Purpose: Substantial research into type-2 diabetes mellitus (T2DM) and diabetic ophthalmic complica- tions exists, despite this, little evidence has been established on why Aboriginal Australians suffer a disproportionate burden of this disease. Psychosocial, biomedical, and socio-environmental determinants of disease are thought to in?uence the premature and severe progression of diabetic retinopathy (DR) among Aboriginal people, with an imperative to explore such determinants. This study seeks to describe the DR proftle of participants within a population-based cohort under development.
Method: The PROPHECY study is establishing a baseline cohort (n=4000) of Aboriginal people, with and without T2DM, living within South Australia.
Characterisation of clinical variation are being achieved through the capture of psychosocial (chronic stress, depression), biomedical (glycated haemoglo- bin, lipid panels) and socio-environmental (geo- graphical location, ftnancial security) features. DR status is established through a clinical ocular exami- nation including biomicroscopy and retinal imaging (photography/optical coherence tomography).
Results: Preliminary data (n=421, June 17) has seen recruitment of 157 participants (35.0%) with T2DM. The prevalence of any DR, diabetic macula oedema and vision-threatening DR among those with T2DM was 42.9%, 21.4% and 21.7%, respectively. Only 52.2% (n=82) of participants with diabetes have had an eye examination within 12 months as per the recommended NHMRC DR guidelines.

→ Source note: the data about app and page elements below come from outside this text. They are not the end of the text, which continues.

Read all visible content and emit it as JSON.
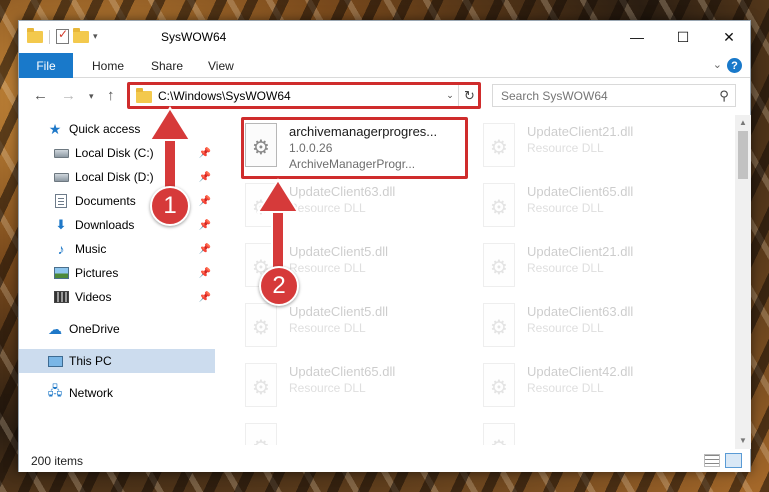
{
  "window": {
    "title": "SysWOW64",
    "minimize_glyph": "—",
    "maximize_glyph": "☐",
    "close_glyph": "✕"
  },
  "ribbon": {
    "tabs": [
      "File",
      "Home",
      "Share",
      "View"
    ]
  },
  "address": {
    "path": "C:\\Windows\\SysWOW64"
  },
  "search": {
    "placeholder": "Search SysWOW64"
  },
  "sidebar": {
    "items": [
      {
        "label": "Quick access",
        "icon": "star-icon"
      },
      {
        "label": "Local Disk (C:)",
        "icon": "disk-icon",
        "pinned": true
      },
      {
        "label": "Local Disk (D:)",
        "icon": "disk-icon",
        "pinned": true
      },
      {
        "label": "Documents",
        "icon": "document-icon",
        "pinned": true
      },
      {
        "label": "Downloads",
        "icon": "download-icon",
        "pinned": true
      },
      {
        "label": "Music",
        "icon": "music-icon",
        "pinned": true
      },
      {
        "label": "Pictures",
        "icon": "pictures-icon",
        "pinned": true
      },
      {
        "label": "Videos",
        "icon": "videos-icon",
        "pinned": true
      },
      {
        "label": "OneDrive",
        "icon": "cloud-icon"
      },
      {
        "label": "This PC",
        "icon": "computer-icon",
        "selected": true
      },
      {
        "label": "Network",
        "icon": "network-icon"
      }
    ]
  },
  "files": [
    {
      "name": "archivemanagerprogres...",
      "line2": "1.0.0.26",
      "line3": "ArchiveManagerProgr...",
      "highlighted": true
    },
    {
      "name": "UpdateClient21.dll",
      "line2": "Resource DLL"
    },
    {
      "name": "UpdateClient63.dll",
      "line2": "Resource DLL"
    },
    {
      "name": "UpdateClient65.dll",
      "line2": "Resource DLL"
    },
    {
      "name": "UpdateClient5.dll",
      "line2": "Resource DLL"
    },
    {
      "name": "UpdateClient21.dll",
      "line2": "Resource DLL"
    },
    {
      "name": "UpdateClient5.dll",
      "line2": "Resource DLL"
    },
    {
      "name": "UpdateClient63.dll",
      "line2": "Resource DLL"
    },
    {
      "name": "UpdateClient65.dll",
      "line2": "Resource DLL"
    },
    {
      "name": "UpdateClient42.dll",
      "line2": "Resource DLL"
    },
    {
      "name": "",
      "line2": ""
    },
    {
      "name": "",
      "line2": ""
    }
  ],
  "status": {
    "item_count": "200 items"
  },
  "callouts": [
    "1",
    "2"
  ],
  "colors": {
    "accent": "#1979ca",
    "highlight": "#cf2c2c",
    "selected_bg": "#ccdcee"
  }
}
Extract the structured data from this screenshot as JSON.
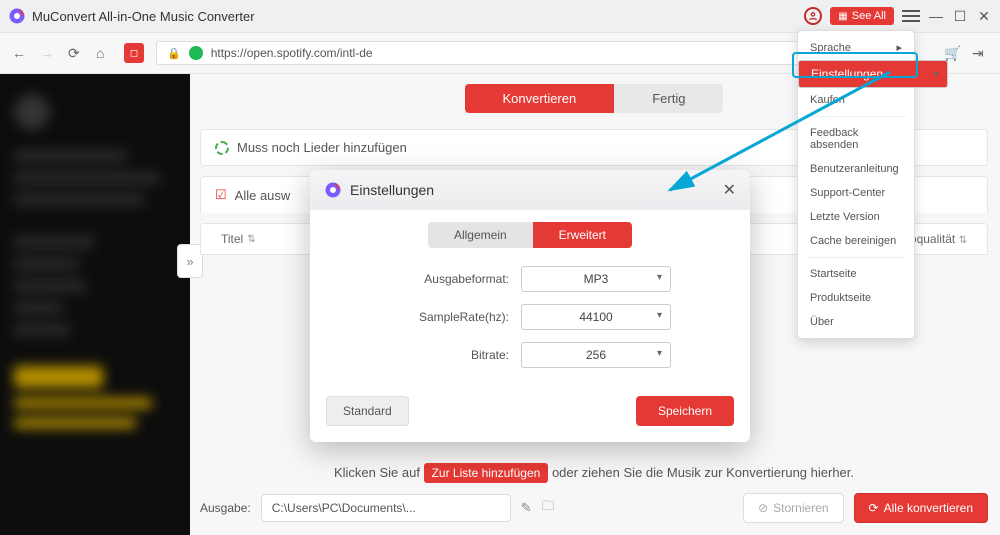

Conclusions: PROPHECY aims to aid our under- standing of the natural history, biomedical risk fac- tors and social determinants of diabetes and its complications in Aboriginal people. The cohort will provide a unique opportunity to identify predictors of complications overtime, setting the foundation for integrated epidemiological, biomedical and health service research in relation to DR.